START DATA UNDER STUDY
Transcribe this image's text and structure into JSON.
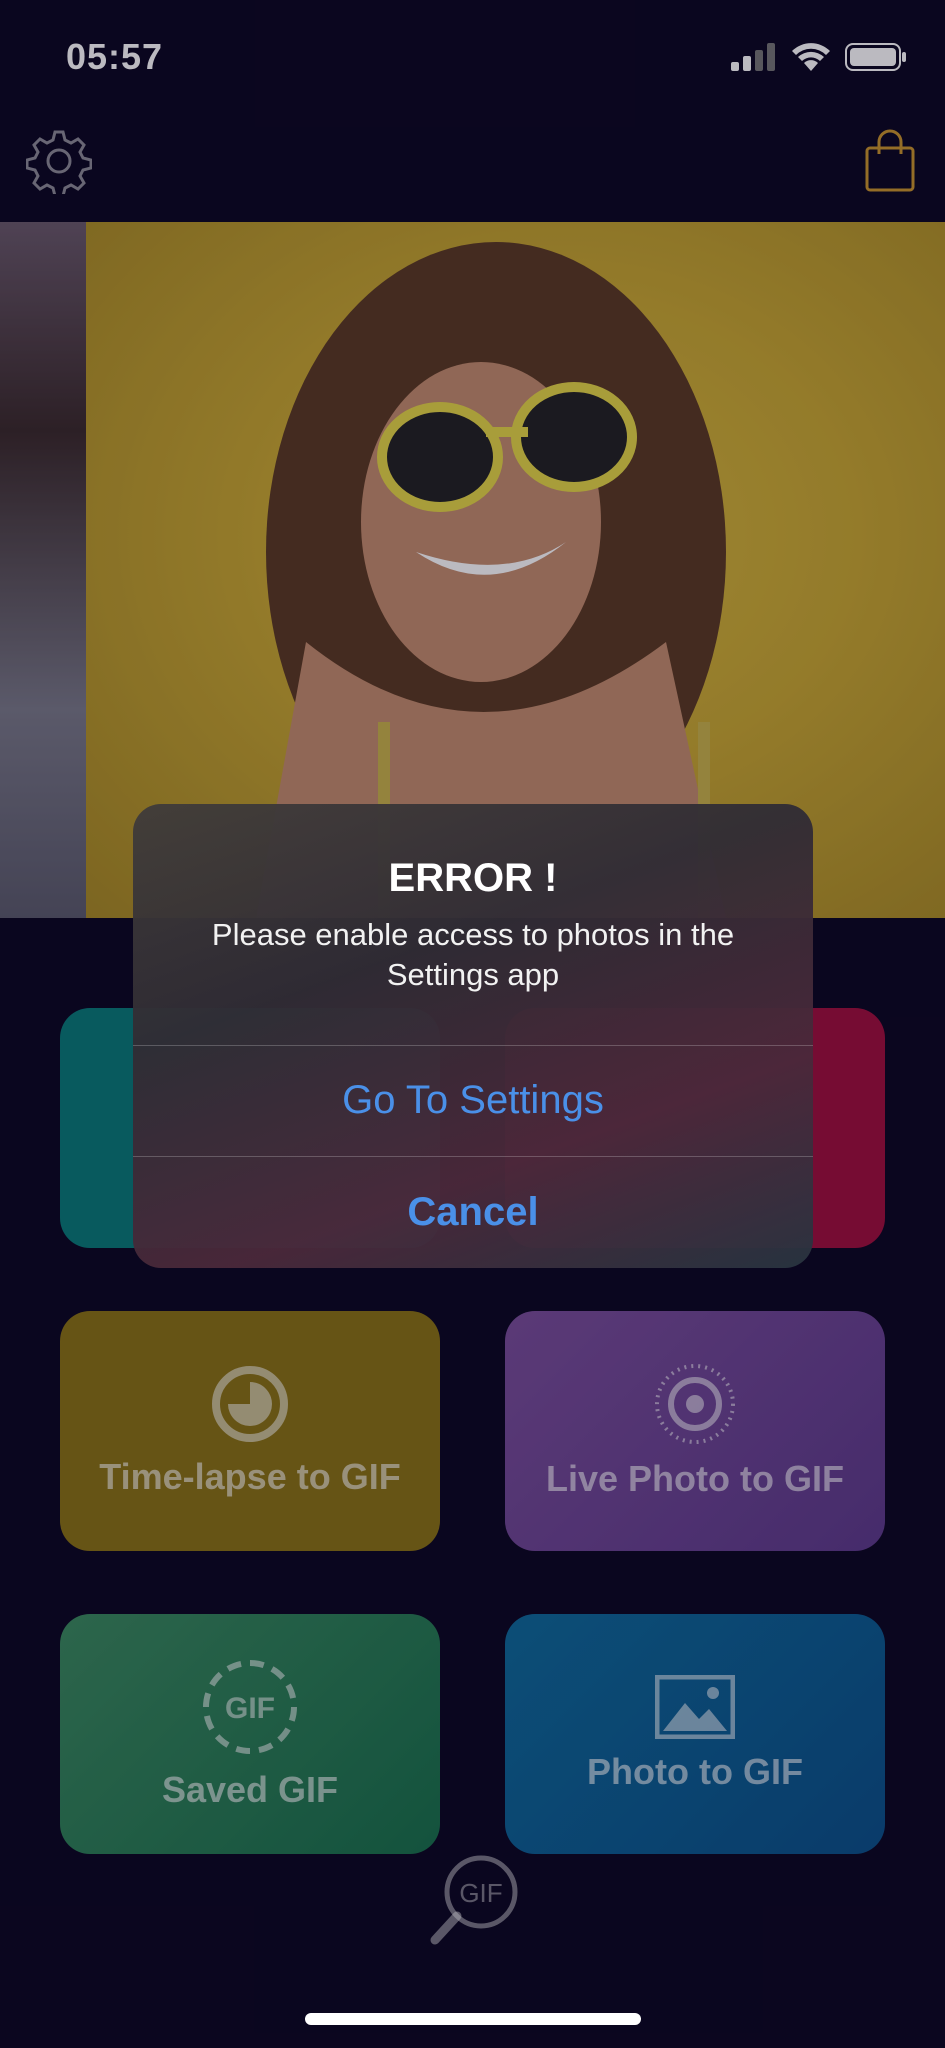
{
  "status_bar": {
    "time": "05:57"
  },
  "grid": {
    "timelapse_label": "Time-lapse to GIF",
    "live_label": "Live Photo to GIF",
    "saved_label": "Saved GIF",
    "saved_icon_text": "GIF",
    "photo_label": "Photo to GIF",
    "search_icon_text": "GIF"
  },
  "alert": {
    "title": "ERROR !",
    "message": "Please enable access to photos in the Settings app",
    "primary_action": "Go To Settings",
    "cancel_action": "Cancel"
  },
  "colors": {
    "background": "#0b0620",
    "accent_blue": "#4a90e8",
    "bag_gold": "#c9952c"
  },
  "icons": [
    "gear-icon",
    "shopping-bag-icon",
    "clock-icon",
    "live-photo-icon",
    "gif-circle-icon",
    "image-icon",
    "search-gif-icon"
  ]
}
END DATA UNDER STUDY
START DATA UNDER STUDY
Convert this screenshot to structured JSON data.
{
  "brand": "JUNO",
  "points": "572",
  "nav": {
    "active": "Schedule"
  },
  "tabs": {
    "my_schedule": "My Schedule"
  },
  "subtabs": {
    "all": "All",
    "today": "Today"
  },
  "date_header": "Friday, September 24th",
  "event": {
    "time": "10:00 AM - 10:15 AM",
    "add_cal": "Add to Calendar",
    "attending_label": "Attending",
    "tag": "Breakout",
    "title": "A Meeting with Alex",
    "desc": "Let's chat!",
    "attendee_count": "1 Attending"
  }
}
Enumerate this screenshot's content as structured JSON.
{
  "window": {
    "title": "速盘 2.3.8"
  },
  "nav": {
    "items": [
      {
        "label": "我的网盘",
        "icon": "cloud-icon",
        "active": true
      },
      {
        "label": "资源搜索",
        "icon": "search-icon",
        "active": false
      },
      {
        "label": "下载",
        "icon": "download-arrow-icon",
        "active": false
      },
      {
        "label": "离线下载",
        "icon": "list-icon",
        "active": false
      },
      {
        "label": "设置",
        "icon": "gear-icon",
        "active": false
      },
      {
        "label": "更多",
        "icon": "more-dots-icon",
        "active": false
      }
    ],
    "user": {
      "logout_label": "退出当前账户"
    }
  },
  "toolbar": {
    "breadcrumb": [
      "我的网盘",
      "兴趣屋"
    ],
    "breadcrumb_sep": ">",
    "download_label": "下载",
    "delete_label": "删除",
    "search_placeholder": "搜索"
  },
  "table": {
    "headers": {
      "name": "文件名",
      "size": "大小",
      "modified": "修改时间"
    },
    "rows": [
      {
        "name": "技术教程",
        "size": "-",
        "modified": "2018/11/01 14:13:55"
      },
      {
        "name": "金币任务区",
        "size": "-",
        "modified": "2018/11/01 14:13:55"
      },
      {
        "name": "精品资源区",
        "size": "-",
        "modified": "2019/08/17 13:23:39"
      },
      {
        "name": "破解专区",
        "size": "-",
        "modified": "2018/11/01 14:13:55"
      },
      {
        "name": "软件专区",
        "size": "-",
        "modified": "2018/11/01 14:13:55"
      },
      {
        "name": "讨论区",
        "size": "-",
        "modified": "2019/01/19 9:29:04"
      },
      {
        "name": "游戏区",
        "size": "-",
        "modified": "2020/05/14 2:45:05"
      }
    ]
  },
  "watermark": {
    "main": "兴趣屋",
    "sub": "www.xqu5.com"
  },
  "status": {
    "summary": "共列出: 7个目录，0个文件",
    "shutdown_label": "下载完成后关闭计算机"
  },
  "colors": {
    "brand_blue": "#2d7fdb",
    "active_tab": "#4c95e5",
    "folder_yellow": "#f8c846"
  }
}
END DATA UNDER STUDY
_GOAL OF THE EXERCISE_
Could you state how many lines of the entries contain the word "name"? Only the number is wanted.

_WRITTEN RESPONSE_
8